Sunday, November 30, 2008

Mystery of the Acorns

Where are they this year?
"I'm used to seeing so many acorns around and out in the field, it's something I just didn't believe," he said. "But this is not just not a good year for oaks. It's a zero year. There's zero production. I've never seen anything like this before."
We've seen a few, but not like usual.


Saw this last week in the NY Times Magazine. Check out the faces of kids playing video games.

Perhaps a follow up would be their faces doing something cool outdoors. I remember having some intense expressions when faced with a ten foot wave on the Kennebec, or stepping up on that dime-sized nubbin in the Gunks. You get the idea.

Saturday, November 29, 2008

Clean Breakthrough

Vortex-induced vibrations for aquatic clean energy.

Some research is paying off, it seems.

A "field" of cylinders built on the sea bed over a 1km by 1.5km area, and the height of a two-storey house, with a flow of just three knots, could generate enough power for around 100,000 homes. Just a few of the cylinders, stacked in a short ladder, could power an anchored ship or a lighthouse.

Systems could be sited on river beds or suspended in the ocean. The scientists behind the technology, which has been developed in research funded by the US government, say that generating power in this way would potentially cost only around 3.5p per kilowatt hour, compared to about 4.5p for wind energy and between 10p and 31p for solar power. They say the technology would require up to 50 times less ocean acreage than wave power generation.

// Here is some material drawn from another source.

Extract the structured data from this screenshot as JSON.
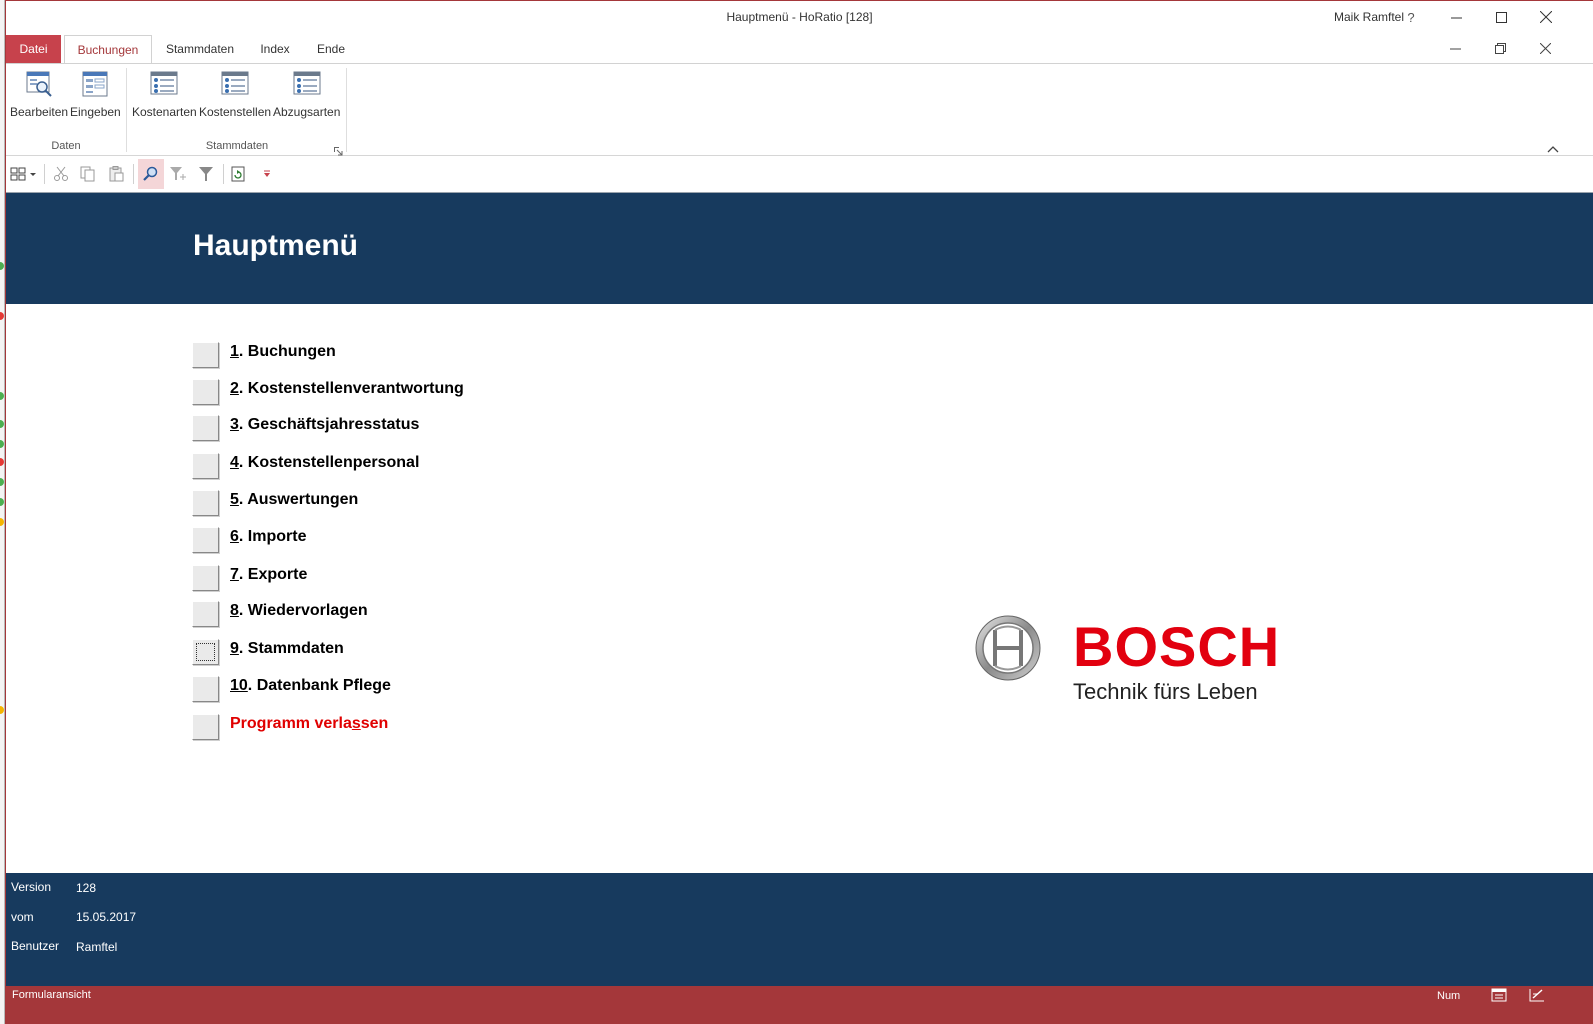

The system, conceived by scientists at the University of Michigan, is called Vivace, or "vortex-induced vibrations for aquatic clean energy".

More here.

Saturday, November 22, 2008

Bike Fitting

Yes, they fit bicycles.
The technology put to work in a bike fitting is often an attention-grabber. Lasers, cameras, data readouts and computer imagery that can be manipulated to be seen from multiple views add a certain sizzle to a process that was previously, more often than not, an eyeball estimation.

Monday, November 17, 2008

The Club Fails

Ever hear about the Yellowstone Club?

Bad idea. And now it's gone broke.

Read about it from the ski bum perspective here.

I eventually learned that the Yellowstone Club had so few skiers that sensors were installed so lift operators would know when someone was actually riding a chair. Powder lasted for days and they had a run named EBITDA, which I learned stands for “earnings before interest, taxes, depreciation and amortization.’’ The employees were apparently treated well, but good luck trying to get an invitation to visit. For the masses, it was a mirage of a ski area, even though you could look down into it from Big Sky.
Buh Bye.

Sunday, November 16, 2008

Turn of The Damn Lights

We've written in the past about the night sky. Getting outdoors at night is especially important to really experiencing nature. There's really nothing like gazing at the milky way on a crisp Fall night.

We would do night hikes up to Gray Knob in any weather just to experience the nocturnal feel of the woods. With a full moon, we'd get out in the winter time above treeline, or get out on skis to experience the different world of a moon lit night. I've been lucky, living in places with minimal "light pollution" impacts from human development.

There's a big new hotel being built near where I live, and despite the planned opening of Spring of 2010, they already have the place lit up like it's daytime. We drove by it last night and were amazed at the degree of star killing light pollution. I then turned my head east to see a wall of light from the exurban sprawl and DC beyond that. Where were the stars?

The case is the same driving home from work, where I pass the Charles Town races to the west, whose light likely destroys anyone's ability to see any celestial objects except the moon.

Verlyn Klinkenborg has a piece in this months National Geographic that laments this loss, while reminding us that it's not only the stars we lose, it's an awful lot of energy as well.

Friday, November 7, 2008

More green RVs

Blogged about green RVS several months back. Here's an update.

“When people talk about conservation, they get so bogged down with recycling and living lightly they forget what they are trying to save," said Brian Brawdy, a 47-year-old former police investigator turned wilderness expert. “I want people to get out there and camp, hike, rock climb."
Damn right.

Wednesday, November 5, 2008

Fat Burn Drug

BBC is reporting on a new drug that tricks the body into burning fat (in mice right now).

The drug worked by shifting the metabolism to a fat-burning mode that normally takes over only when energy levels are low.

At higher doses, the drug completely prevented weight gain. It also improved the rodents' blood sugar tolerance and insulin sensitivity, which are important for warding off diabetes.

Apparently it's a derivation of red wine. Combine it with some good hikes and that might do the trick.

Monday, November 3, 2008


See more Ron Howard videos at Funny or Die

Sunday, November 2, 2008


85 year old Mayo on his bike

Yesterday we held our annual Unison Heritage Day in our tiny village of Unison. About 250 people showed up to revel in a beautiful indian summer day, including neighbors, friends, and lots of Civil War reenactors.